- _Interface dataset entries_
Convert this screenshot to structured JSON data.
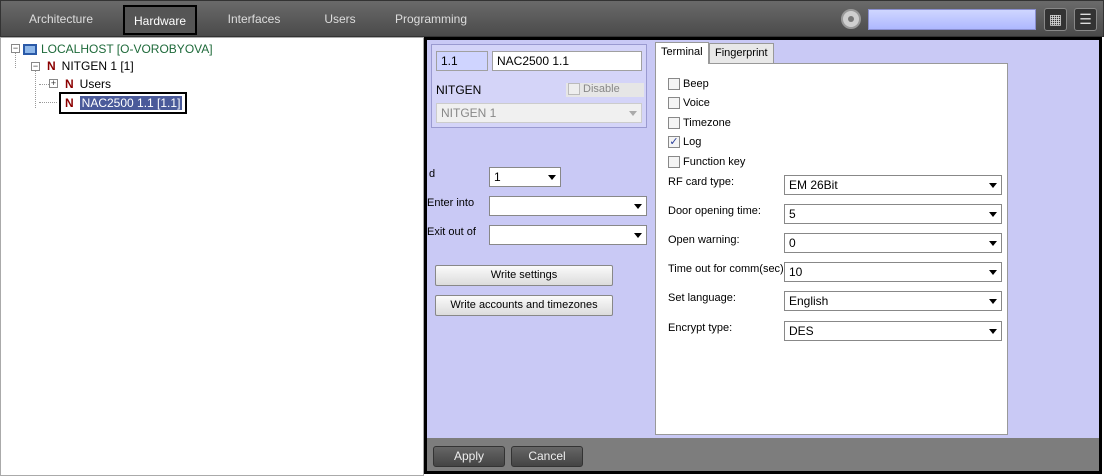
{
  "topnav": {
    "tabs": [
      "Architecture",
      "Hardware",
      "Interfaces",
      "Users",
      "Programming"
    ],
    "search_placeholder": ""
  },
  "tree": {
    "root": "LOCALHOST [O-VOROBYOVA]",
    "device": "NITGEN 1 [1]",
    "users": "Users",
    "selected": "NAC2500 1.1 [1.1]"
  },
  "panel": {
    "id_value": "1.1",
    "name_value": "NAC2500 1.1",
    "type_label": "NITGEN",
    "disable_label": "Disable",
    "parent_value": "NITGEN 1",
    "d_label": "d",
    "d_value": "1",
    "enter_label": "Enter into",
    "enter_value": "",
    "exit_label": "Exit out of",
    "exit_value": "",
    "write_settings": "Write settings",
    "write_accounts": "Write accounts and timezones",
    "tab_terminal": "Terminal",
    "tab_fingerprint": "Fingerprint",
    "cb_beep": "Beep",
    "cb_voice": "Voice",
    "cb_timezone": "Timezone",
    "cb_log": "Log",
    "cb_function": "Function key",
    "rf_label": "RF card type:",
    "rf_value": "EM 26Bit",
    "door_label": "Door opening time:",
    "door_value": "5",
    "open_label": "Open warning:",
    "open_value": "0",
    "timeout_label": "Time out for comm(sec):",
    "timeout_value": "10",
    "lang_label": "Set language:",
    "lang_value": "English",
    "enc_label": "Encrypt type:",
    "enc_value": "DES",
    "apply": "Apply",
    "cancel": "Cancel",
    "log_checked": true
  },
  "icons": {
    "check": "✓",
    "grid": "▦",
    "menu": "☰",
    "n": "N",
    "plus": "+",
    "minus": "−"
  },
  "colors": {
    "panel_bg": "#c9c9f5",
    "selection_bg": "#4a5a9a",
    "topbar": "#5a5a5a"
  }
}
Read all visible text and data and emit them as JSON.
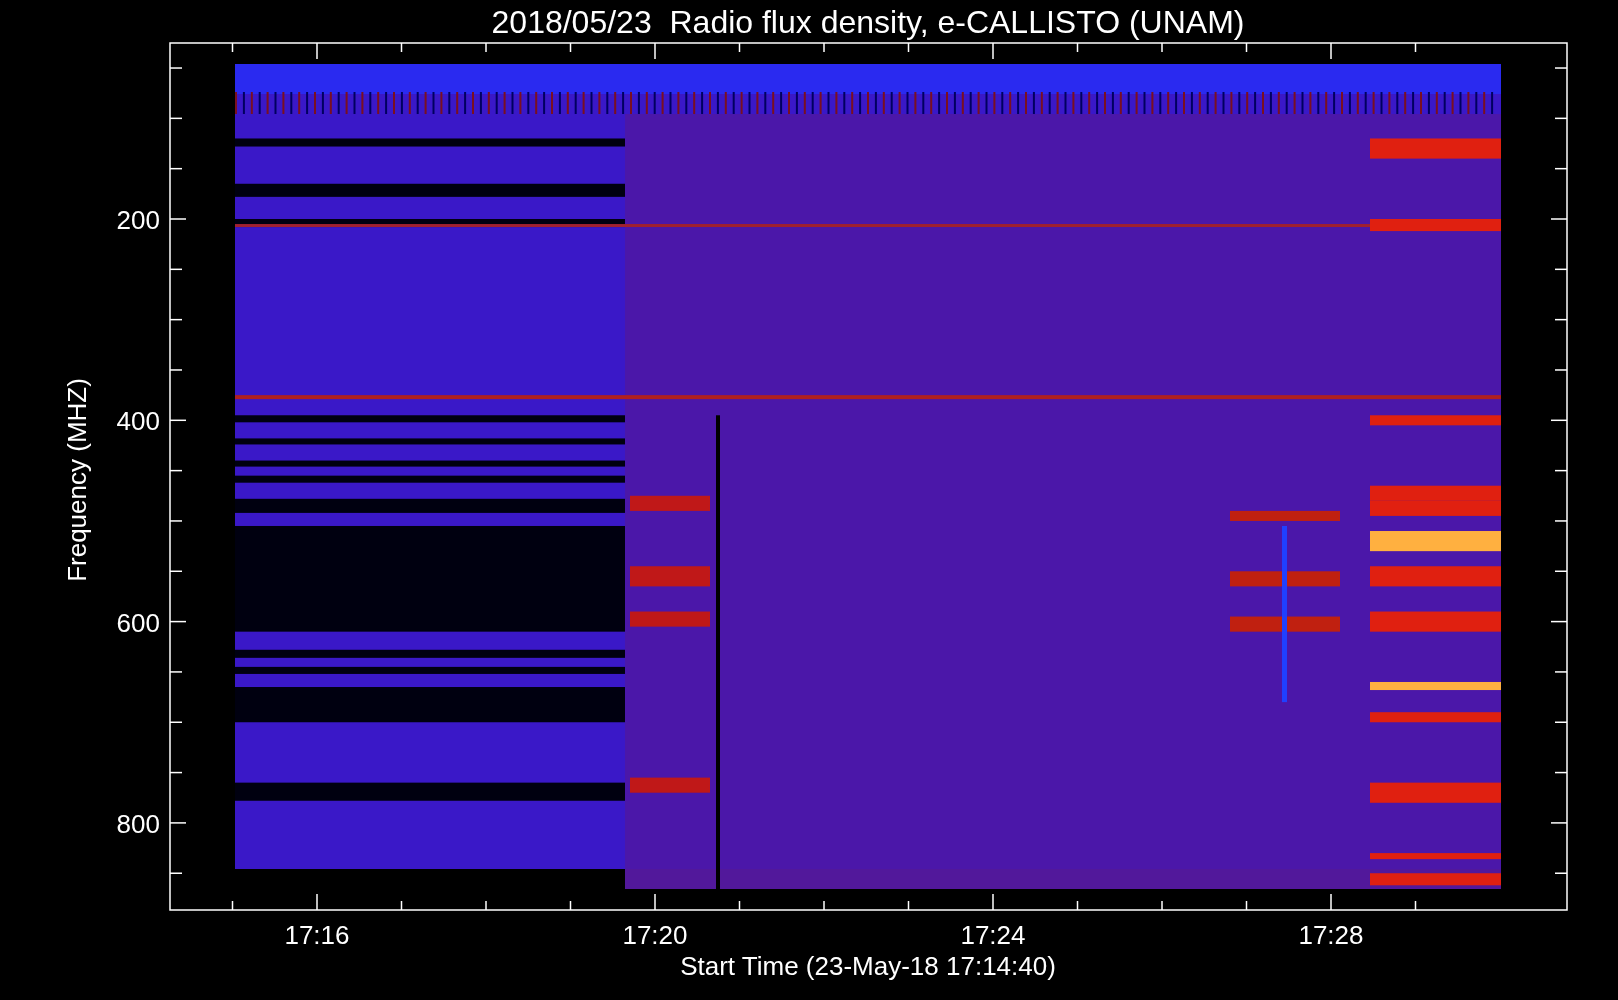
{
  "title": "2018/05/23  Radio flux density, e-CALLISTO (UNAM)",
  "y_axis": {
    "label": "Frequency (MHZ)",
    "ticks": [
      "200",
      "400",
      "600",
      "800"
    ]
  },
  "x_axis": {
    "label": "Start Time (23-May-18 17:14:40)",
    "ticks": [
      "17:16",
      "17:20",
      "17:24",
      "17:28"
    ]
  }
}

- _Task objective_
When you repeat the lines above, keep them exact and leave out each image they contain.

- _Task result_
Convert this screenshot to structured JSON data.
{
  "topnav": {
    "tabs": [
      "Architecture",
      "Hardware",
      "Interfaces",
      "Users",
      "Programming"
    ],
    "search_placeholder": ""
  },
  "tree": {
    "root": "LOCALHOST [O-VOROBYOVA]",
    "device": "NITGEN 1 [1]",
    "users": "Users",
    "selected": "NAC2500 1.1 [1.1]"
  },
  "panel": {
    "id_value": "1.1",
    "name_value": "NAC2500 1.1",
    "type_label": "NITGEN",
    "disable_label": "Disable",
    "parent_value": "NITGEN 1",
    "d_label": "d",
    "d_value": "1",
    "enter_label": "Enter into",
    "enter_value": "",
    "exit_label": "Exit out of",
    "exit_value": "",
    "write_settings": "Write settings",
    "write_accounts": "Write accounts and timezones",
    "tab_terminal": "Terminal",
    "tab_fingerprint": "Fingerprint",
    "cb_beep": "Beep",
    "cb_voice": "Voice",
    "cb_timezone": "Timezone",
    "cb_log": "Log",
    "cb_function": "Function key",
    "rf_label": "RF card type:",
    "rf_value": "EM 26Bit",
    "door_label": "Door opening time:",
    "door_value": "5",
    "open_label": "Open warning:",
    "open_value": "0",
    "timeout_label": "Time out for comm(sec):",
    "timeout_value": "10",
    "lang_label": "Set language:",
    "lang_value": "English",
    "enc_label": "Encrypt type:",
    "enc_value": "DES",
    "apply": "Apply",
    "cancel": "Cancel",
    "log_checked": true
  },
  "icons": {
    "check": "✓",
    "grid": "▦",
    "menu": "☰",
    "n": "N",
    "plus": "+",
    "minus": "−"
  },
  "colors": {
    "panel_bg": "#c9c9f5",
    "selection_bg": "#4a5a9a",
    "topbar": "#5a5a5a"
  }
}
Read all visible text and data and emit them as JSON.
{
  "title": "2018/05/23  Radio flux density, e-CALLISTO (UNAM)",
  "y_axis": {
    "label": "Frequency (MHZ)",
    "ticks": [
      "200",
      "400",
      "600",
      "800"
    ]
  },
  "x_axis": {
    "label": "Start Time (23-May-18 17:14:40)",
    "ticks": [
      "17:16",
      "17:20",
      "17:24",
      "17:28"
    ]
  }
}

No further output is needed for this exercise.